◆ Problem
Take from the material every line that contains the word "Level".

◆ Material for this task

####

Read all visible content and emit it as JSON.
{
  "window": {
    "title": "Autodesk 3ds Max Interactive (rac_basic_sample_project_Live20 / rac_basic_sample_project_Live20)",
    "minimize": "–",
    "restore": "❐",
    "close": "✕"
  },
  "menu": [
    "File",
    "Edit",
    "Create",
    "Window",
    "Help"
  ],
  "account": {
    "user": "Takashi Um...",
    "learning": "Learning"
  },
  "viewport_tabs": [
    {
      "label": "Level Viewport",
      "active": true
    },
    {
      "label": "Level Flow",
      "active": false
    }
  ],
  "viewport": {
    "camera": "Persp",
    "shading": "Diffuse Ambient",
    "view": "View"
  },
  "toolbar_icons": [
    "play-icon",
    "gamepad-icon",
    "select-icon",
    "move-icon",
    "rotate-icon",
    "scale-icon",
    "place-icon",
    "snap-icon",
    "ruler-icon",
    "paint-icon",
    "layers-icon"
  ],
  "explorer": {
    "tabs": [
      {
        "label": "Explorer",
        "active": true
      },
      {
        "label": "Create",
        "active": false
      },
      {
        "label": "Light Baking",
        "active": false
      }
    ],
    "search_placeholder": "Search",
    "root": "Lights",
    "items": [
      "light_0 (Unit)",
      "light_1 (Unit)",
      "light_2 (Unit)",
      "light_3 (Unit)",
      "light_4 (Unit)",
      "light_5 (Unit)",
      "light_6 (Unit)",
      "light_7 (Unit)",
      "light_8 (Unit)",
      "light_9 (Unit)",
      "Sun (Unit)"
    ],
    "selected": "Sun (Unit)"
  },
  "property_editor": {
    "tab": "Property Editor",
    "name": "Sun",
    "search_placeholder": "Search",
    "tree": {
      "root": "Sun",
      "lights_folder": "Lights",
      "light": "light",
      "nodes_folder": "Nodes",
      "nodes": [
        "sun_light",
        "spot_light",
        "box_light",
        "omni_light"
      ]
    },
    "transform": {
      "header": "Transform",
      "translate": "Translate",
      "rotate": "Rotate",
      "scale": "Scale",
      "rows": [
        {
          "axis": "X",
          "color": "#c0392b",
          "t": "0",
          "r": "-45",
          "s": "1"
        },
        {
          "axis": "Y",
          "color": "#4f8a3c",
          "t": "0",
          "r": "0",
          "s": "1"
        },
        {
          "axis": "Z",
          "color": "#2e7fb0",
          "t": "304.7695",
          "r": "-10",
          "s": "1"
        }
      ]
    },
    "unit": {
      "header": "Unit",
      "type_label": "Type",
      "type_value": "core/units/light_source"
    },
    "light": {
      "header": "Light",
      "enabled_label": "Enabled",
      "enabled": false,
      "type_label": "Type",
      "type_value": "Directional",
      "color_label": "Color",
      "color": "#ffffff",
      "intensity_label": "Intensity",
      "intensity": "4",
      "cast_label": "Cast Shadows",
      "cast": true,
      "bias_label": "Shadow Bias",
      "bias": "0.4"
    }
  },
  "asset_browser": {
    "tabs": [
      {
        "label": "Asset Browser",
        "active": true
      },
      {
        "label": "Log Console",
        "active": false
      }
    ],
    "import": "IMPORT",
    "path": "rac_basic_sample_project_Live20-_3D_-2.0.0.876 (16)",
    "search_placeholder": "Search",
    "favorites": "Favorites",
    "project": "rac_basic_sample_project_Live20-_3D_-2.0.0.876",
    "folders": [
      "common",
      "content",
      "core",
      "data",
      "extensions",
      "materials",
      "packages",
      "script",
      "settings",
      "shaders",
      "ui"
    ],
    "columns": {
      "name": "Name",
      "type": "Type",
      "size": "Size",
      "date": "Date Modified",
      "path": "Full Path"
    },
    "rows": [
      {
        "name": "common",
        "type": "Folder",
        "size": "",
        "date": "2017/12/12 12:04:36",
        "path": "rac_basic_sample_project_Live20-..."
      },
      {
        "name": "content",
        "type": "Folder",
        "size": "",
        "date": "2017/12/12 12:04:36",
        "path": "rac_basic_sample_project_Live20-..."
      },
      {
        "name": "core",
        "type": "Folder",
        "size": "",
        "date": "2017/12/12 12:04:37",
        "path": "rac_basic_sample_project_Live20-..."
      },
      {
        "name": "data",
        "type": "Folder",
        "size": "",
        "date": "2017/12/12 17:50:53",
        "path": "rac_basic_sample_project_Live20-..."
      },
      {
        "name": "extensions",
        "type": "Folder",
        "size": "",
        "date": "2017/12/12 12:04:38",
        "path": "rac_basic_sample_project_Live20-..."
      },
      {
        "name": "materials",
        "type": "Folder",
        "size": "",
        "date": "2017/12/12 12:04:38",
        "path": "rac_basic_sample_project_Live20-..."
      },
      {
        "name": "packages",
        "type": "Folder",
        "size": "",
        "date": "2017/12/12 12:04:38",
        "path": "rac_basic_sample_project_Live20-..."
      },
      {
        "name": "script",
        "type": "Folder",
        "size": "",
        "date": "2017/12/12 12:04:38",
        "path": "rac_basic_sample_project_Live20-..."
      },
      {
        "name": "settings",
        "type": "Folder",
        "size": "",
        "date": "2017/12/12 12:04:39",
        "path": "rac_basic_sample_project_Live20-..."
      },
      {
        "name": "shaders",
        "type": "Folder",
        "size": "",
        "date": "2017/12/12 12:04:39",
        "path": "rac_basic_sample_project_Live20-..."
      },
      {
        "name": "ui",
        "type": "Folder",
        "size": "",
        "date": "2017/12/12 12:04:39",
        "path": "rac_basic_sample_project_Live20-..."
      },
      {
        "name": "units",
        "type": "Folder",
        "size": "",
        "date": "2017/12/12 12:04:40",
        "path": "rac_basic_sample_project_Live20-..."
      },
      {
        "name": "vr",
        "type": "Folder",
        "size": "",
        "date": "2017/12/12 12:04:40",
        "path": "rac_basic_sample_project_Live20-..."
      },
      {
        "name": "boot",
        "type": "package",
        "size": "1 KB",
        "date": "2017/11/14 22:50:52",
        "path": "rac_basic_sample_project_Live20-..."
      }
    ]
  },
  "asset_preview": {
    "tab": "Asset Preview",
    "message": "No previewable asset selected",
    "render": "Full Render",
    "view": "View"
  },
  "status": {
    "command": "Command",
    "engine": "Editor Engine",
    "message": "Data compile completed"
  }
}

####

◆ Response area
      "label": "Level Viewport",
      "label": "Level Flow",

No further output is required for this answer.